TASK OBJECTIVE:
In the entries below, some lines contain "Sunrise"; work out how many and answer with the figure only.

= Beginning of Section =

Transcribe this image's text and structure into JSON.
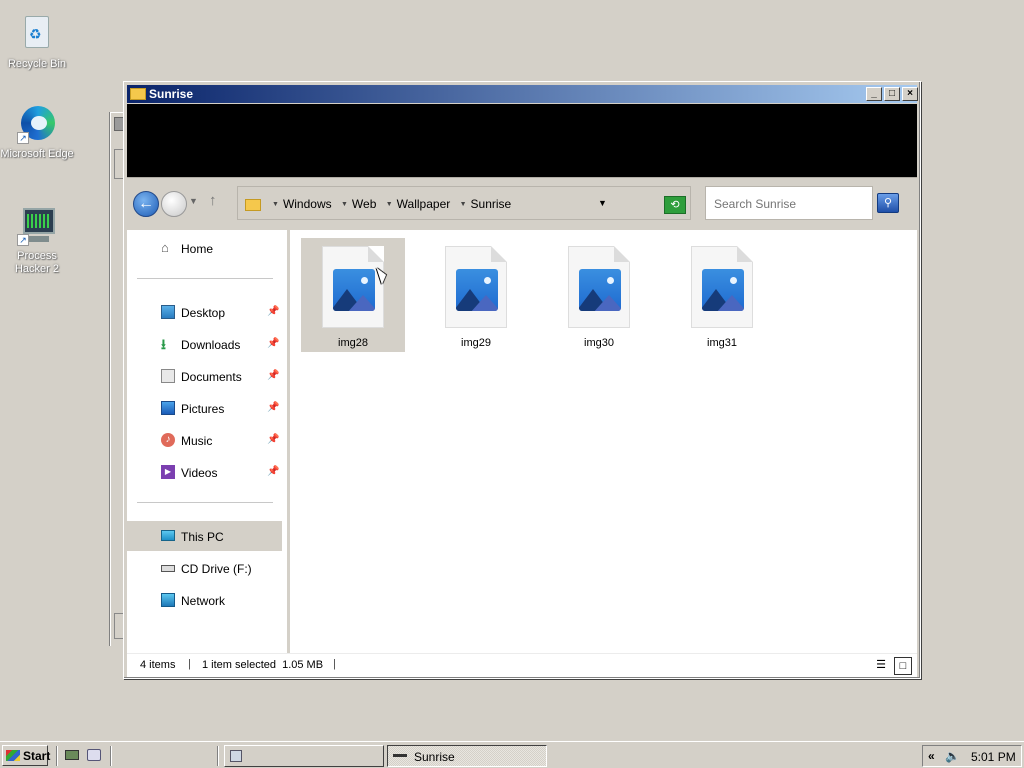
{
  "desktop": {
    "icons": [
      {
        "label": "Recycle Bin"
      },
      {
        "label": "Microsoft Edge"
      },
      {
        "label": "Process\nHacker 2"
      }
    ]
  },
  "window": {
    "title": "Sunrise",
    "buttons": {
      "minimize": "_",
      "maximize": "□",
      "close": "×"
    }
  },
  "address_bar": {
    "crumbs": [
      "Windows",
      "Web",
      "Wallpaper",
      "Sunrise"
    ]
  },
  "search": {
    "placeholder": "Search Sunrise"
  },
  "sidebar": {
    "items": [
      {
        "label": "Home",
        "icon": "home-icon",
        "pinned": false
      },
      {
        "label": "Desktop",
        "icon": "desktop-icon",
        "pinned": true
      },
      {
        "label": "Downloads",
        "icon": "download-icon",
        "pinned": true
      },
      {
        "label": "Documents",
        "icon": "document-icon",
        "pinned": true
      },
      {
        "label": "Pictures",
        "icon": "pictures-icon",
        "pinned": true
      },
      {
        "label": "Music",
        "icon": "music-icon",
        "pinned": true
      },
      {
        "label": "Videos",
        "icon": "videos-icon",
        "pinned": true
      },
      {
        "label": "This PC",
        "icon": "computer-icon",
        "selected": true
      },
      {
        "label": "CD Drive (F:)",
        "icon": "cd-drive-icon"
      },
      {
        "label": "Network",
        "icon": "network-icon"
      }
    ]
  },
  "files": [
    {
      "name": "img28",
      "selected": true
    },
    {
      "name": "img29"
    },
    {
      "name": "img30"
    },
    {
      "name": "img31"
    }
  ],
  "status": {
    "count": "4 items",
    "selection": "1 item selected  1.05 MB"
  },
  "taskbar": {
    "start_label": "Start",
    "tasks": [
      {
        "label": ""
      },
      {
        "label": "Sunrise"
      }
    ],
    "tray": {
      "chevron": "«",
      "clock": "5:01 PM"
    }
  },
  "colors": {
    "titlebar_start": "#0a246a",
    "titlebar_end": "#a6caf0",
    "face": "#d4d0c8",
    "selection": "#d4d0c8"
  }
}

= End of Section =

EXPECTED OUTPUT:
4